Most Shared

CONTINUING COVERAGE

CONTINUING COVERAGE

Weather Alert

SEVERE WEATHER TODAY

TORNADO WARNING for Blanco County until 2:00 PM
TORNADO WARNING for Williamson & Travis county until 2:45 PM

Tornado Watch in effect until 4 PM for Travis, Williamson, Hays, Burnet, Blanco, Gillespie, Llano, Bastrop, Caldwell, Lee and Fayette counties and for Mason and Milam Counties until 6PM.


Flash Flood Warning for Gillespie & Llano counties 'til 2:45PM and for Eastern Llano and Burnet counties 'til 2:15PM, for Southwest Gillespie counties 'til 2:30PM.
Flash Flood Watch for another 1-4" possible rain in effect 10AM Monday through 1AM Tuesday

River Flood Warnings including the Blanco and San Marcos Rivers.

Search #keyewx on social media for updates.
Turn Around Don't Drown. Interactive Radar: http://tiny.cc/iradar Road Closures: http://www.atxfloods.com/ Rain Reports: http://hydromet.lcra.org/full.aspx#

WEATHER ALERT

Weather Alert Radar

Politics

Politics

 
text size

83rd Texas Legislature Begins

Updated: Saturday, August 3 2013, 04:13 PM CDT

On Tuesday at noon, the 83rd Legislative Session kicks off at the State Capitol. The dome will be filled with a young group of lawmakers: nearly a third of the House members are freshmen, and they’ll have no shortage of issues to face during the next 140 days.

The beginning of the new legislative session comes a day after Comptroller Susan Combs reported $8.8 billion in surplus revenue. After the shortfalls and cuts of the previous session, lawmakers will have around $100 billion to spend for 2014-15, a roughly 12 percent increase over the 2012-13 budget, and plenty of debate when deciding how to spend that money.

Three of the biggest issues remain education, transportation and water. Lawmakers will look at crafting a plan to provide enough water long-term for the rapidly-growing state, possibly using $1 billion or more from the Rainy Day Fund, which the State Comptroller project Monday will have nearly $12 billion by the end of 2015.

Public education is another issue lawmakers will wrestle over, after $5.4 billion was cut during the last session. They’ll look at possibly changing the school accountability and school choice systems.

Transportation remains another big challenge in the booming Lone Star State, specifically figuring out a way other than debt and tolls to fund highway projects. One option being looked at: directing sales tax from new car purchases and directing it toward financing.

Here are some key dates on the 83rd Legislative Calendar:

  • Feburary 11: the first day committees can meet to consider non-emergency bills
  • March 8: The last day bills can be introduced.
  • May 27: Session ends
  • June 16: Governor Perry will sign bills into law.  
On average, Texas sees 6,000 to 7,000 bills filed per session, only 20 percent of which make it to the governor’s desk.
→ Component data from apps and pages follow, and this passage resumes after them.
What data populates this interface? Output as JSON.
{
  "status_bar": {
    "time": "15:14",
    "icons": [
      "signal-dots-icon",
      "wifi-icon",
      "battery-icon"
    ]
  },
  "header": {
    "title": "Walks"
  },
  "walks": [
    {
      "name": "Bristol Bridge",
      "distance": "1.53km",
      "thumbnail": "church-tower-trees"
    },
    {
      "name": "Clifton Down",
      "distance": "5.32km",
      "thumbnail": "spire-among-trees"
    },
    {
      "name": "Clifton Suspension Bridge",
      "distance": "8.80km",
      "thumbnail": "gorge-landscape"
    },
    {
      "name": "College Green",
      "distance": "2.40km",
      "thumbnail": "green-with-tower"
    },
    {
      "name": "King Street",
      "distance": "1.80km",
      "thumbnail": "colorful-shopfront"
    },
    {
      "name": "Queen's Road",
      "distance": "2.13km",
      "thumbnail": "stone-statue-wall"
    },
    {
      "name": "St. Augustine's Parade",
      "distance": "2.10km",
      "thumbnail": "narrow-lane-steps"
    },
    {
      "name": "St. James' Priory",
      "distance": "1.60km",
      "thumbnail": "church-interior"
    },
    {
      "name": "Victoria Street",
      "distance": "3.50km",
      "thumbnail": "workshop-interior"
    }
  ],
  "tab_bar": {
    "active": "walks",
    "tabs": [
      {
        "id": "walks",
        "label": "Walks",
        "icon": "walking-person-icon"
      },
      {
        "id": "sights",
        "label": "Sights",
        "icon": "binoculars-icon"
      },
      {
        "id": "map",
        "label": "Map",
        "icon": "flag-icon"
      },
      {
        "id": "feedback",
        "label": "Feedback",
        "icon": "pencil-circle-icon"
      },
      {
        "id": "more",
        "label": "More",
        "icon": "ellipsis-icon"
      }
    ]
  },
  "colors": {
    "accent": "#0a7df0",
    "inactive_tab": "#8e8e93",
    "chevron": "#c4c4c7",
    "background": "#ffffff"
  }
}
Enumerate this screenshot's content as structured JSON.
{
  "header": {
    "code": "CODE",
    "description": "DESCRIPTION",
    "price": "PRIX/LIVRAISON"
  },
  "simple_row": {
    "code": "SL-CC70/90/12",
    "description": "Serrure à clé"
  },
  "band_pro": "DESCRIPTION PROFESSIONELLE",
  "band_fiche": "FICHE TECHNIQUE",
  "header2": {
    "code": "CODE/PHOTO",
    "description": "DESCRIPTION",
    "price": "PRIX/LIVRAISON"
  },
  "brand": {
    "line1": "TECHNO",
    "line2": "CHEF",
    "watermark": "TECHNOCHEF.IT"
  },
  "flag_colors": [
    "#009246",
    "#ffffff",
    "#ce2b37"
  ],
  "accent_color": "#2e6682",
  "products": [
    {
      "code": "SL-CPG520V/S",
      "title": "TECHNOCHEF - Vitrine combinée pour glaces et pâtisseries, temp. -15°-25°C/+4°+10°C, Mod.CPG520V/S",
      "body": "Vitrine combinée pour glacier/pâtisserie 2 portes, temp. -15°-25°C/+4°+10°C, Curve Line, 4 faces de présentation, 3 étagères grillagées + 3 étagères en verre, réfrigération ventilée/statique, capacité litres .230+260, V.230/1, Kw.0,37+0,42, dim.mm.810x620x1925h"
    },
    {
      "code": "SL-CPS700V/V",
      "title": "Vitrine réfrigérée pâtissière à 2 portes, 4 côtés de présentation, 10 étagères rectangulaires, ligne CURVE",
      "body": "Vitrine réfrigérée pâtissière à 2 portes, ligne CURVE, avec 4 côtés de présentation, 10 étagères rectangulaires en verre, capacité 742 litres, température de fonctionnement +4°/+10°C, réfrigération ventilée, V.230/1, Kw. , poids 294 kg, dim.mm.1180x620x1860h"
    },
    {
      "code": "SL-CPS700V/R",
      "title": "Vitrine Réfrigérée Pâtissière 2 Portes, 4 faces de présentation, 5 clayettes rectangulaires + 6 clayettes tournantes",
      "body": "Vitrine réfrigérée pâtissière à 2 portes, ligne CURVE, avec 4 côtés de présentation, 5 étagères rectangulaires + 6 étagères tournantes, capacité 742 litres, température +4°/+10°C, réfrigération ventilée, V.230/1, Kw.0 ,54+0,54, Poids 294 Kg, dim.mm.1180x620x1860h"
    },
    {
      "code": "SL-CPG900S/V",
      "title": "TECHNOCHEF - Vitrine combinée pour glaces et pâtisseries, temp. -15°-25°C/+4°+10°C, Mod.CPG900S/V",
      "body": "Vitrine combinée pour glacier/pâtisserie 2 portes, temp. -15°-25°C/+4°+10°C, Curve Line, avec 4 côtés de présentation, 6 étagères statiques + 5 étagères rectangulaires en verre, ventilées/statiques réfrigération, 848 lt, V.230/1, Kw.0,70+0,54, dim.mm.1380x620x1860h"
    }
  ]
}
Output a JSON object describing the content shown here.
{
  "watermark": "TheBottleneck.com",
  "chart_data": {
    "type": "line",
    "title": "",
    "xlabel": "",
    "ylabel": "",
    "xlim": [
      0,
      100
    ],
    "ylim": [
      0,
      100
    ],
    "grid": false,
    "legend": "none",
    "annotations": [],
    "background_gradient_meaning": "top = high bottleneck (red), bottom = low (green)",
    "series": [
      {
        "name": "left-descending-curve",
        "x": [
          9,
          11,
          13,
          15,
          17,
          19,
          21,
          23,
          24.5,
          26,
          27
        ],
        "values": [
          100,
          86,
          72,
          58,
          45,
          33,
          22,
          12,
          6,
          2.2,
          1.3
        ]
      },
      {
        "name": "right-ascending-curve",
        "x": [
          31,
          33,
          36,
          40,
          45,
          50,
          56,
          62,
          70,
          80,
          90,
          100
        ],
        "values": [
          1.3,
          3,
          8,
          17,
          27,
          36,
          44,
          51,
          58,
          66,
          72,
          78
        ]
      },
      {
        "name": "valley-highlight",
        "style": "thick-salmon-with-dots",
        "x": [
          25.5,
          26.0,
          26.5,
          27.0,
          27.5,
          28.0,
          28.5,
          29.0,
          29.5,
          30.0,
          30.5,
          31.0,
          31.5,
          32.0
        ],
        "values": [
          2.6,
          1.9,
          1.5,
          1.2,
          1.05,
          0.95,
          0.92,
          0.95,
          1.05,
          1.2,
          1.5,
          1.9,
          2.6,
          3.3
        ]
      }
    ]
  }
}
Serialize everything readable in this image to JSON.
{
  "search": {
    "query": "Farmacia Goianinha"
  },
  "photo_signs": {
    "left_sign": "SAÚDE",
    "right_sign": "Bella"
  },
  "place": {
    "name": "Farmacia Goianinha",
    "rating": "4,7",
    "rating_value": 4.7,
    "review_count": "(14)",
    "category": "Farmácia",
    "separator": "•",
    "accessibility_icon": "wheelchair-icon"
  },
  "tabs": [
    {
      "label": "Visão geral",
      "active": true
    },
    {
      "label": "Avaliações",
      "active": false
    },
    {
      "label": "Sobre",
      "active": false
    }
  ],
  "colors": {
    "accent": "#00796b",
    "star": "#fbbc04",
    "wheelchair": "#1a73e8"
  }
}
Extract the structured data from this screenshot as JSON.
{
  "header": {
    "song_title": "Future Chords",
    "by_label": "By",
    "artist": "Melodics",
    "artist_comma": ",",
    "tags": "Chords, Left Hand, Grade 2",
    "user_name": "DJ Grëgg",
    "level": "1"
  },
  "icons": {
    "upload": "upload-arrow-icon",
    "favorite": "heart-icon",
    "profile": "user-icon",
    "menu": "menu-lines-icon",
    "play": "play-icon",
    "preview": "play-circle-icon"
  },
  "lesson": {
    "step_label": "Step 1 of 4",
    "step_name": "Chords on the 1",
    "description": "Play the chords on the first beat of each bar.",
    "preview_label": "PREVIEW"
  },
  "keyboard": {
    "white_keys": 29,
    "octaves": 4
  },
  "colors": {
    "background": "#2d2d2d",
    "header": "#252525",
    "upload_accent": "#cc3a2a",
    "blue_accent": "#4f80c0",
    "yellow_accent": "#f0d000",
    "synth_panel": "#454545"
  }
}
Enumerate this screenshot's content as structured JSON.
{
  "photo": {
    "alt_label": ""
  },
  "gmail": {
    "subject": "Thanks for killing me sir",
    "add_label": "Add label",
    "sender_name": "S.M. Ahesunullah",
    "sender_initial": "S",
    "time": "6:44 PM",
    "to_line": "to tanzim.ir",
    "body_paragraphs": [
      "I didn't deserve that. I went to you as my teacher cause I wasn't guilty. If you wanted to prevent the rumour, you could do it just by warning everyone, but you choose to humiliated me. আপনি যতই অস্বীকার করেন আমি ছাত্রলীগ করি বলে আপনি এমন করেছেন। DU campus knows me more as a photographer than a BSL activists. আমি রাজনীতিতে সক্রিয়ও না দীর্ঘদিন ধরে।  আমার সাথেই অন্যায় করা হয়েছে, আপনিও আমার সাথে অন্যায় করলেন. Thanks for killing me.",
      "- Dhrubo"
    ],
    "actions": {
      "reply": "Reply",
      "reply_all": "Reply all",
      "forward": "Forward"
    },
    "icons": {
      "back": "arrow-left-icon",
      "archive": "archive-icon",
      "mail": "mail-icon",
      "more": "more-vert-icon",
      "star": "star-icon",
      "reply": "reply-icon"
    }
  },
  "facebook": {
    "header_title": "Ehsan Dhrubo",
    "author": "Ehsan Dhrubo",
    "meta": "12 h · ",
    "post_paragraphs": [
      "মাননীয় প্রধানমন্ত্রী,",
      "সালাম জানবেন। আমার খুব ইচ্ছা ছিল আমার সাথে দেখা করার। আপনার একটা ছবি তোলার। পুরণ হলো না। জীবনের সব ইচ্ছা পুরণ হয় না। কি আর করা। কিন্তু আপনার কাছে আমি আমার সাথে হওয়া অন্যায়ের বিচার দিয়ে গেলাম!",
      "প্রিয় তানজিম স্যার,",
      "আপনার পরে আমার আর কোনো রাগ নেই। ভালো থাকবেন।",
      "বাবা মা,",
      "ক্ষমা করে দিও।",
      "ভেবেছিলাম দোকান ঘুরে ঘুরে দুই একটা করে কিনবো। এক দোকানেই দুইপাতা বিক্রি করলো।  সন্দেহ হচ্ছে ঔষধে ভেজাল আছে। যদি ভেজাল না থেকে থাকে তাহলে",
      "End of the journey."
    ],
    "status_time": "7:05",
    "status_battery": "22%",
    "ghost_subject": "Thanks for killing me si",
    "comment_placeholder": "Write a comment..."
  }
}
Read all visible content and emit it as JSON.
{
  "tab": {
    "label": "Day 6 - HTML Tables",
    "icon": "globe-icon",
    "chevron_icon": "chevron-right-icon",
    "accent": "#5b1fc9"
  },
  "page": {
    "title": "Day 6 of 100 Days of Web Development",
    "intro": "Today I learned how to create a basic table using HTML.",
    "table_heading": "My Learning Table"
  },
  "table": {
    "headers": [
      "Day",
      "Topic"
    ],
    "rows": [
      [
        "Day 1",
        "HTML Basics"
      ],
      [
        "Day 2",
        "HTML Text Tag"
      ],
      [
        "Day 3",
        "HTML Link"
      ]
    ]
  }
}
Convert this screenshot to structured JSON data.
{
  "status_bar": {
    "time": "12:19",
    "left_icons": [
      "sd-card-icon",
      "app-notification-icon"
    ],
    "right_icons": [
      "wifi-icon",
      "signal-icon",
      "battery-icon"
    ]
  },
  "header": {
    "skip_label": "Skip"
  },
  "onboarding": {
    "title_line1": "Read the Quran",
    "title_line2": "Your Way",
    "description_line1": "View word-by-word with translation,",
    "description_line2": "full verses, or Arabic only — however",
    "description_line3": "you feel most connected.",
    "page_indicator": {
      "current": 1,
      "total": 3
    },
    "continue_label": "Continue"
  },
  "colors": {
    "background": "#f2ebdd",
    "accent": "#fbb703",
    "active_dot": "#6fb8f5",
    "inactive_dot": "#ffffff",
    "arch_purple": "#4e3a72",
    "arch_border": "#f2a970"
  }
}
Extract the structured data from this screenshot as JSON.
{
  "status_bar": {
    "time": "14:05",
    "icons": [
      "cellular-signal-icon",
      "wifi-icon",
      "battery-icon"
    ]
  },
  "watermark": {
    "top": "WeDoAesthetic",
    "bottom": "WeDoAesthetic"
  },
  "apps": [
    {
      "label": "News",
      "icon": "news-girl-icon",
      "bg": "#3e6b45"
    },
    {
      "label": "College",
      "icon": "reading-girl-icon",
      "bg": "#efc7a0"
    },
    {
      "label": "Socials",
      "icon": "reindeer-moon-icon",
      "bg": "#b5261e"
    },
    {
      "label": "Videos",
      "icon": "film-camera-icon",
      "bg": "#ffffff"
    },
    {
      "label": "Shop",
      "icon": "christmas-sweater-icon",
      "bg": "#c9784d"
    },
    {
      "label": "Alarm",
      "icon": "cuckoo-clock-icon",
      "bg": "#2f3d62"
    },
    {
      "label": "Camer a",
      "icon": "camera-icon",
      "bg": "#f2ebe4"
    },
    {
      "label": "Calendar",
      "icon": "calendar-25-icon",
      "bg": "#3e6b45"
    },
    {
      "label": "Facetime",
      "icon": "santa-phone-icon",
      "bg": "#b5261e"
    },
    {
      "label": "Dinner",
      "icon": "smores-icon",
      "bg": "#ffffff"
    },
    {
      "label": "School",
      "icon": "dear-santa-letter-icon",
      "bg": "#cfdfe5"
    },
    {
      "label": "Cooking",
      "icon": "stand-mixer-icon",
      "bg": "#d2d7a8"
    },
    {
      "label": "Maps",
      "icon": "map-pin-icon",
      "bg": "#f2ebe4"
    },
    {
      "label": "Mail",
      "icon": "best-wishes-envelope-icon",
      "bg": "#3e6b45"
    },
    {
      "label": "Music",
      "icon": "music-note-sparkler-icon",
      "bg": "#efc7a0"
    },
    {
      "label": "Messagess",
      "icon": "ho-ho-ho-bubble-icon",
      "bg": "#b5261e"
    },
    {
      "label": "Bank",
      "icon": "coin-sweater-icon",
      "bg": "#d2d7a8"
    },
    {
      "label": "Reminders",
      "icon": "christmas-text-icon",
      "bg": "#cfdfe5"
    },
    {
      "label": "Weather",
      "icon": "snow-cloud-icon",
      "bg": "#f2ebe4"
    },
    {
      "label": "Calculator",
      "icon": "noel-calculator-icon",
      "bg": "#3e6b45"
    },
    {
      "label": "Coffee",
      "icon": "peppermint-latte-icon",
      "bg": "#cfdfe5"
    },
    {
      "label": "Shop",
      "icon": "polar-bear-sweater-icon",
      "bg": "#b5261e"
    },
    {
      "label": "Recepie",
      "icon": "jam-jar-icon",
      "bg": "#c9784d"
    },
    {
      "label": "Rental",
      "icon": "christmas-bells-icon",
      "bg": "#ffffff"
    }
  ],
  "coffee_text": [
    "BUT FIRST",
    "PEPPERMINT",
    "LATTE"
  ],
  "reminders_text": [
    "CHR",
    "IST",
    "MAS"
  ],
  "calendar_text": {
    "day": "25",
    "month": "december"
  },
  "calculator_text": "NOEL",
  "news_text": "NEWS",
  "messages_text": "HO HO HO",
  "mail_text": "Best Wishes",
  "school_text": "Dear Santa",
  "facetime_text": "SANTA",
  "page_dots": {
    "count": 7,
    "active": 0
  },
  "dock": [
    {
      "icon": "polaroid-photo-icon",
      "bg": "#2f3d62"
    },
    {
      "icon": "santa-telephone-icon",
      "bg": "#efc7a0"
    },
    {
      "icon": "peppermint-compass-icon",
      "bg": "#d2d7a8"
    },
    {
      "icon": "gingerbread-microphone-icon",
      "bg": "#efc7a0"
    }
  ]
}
By Adam Bennett83rd Texas Legislature Begins


Advertise with us!

Related Stories

 
Advertise with us!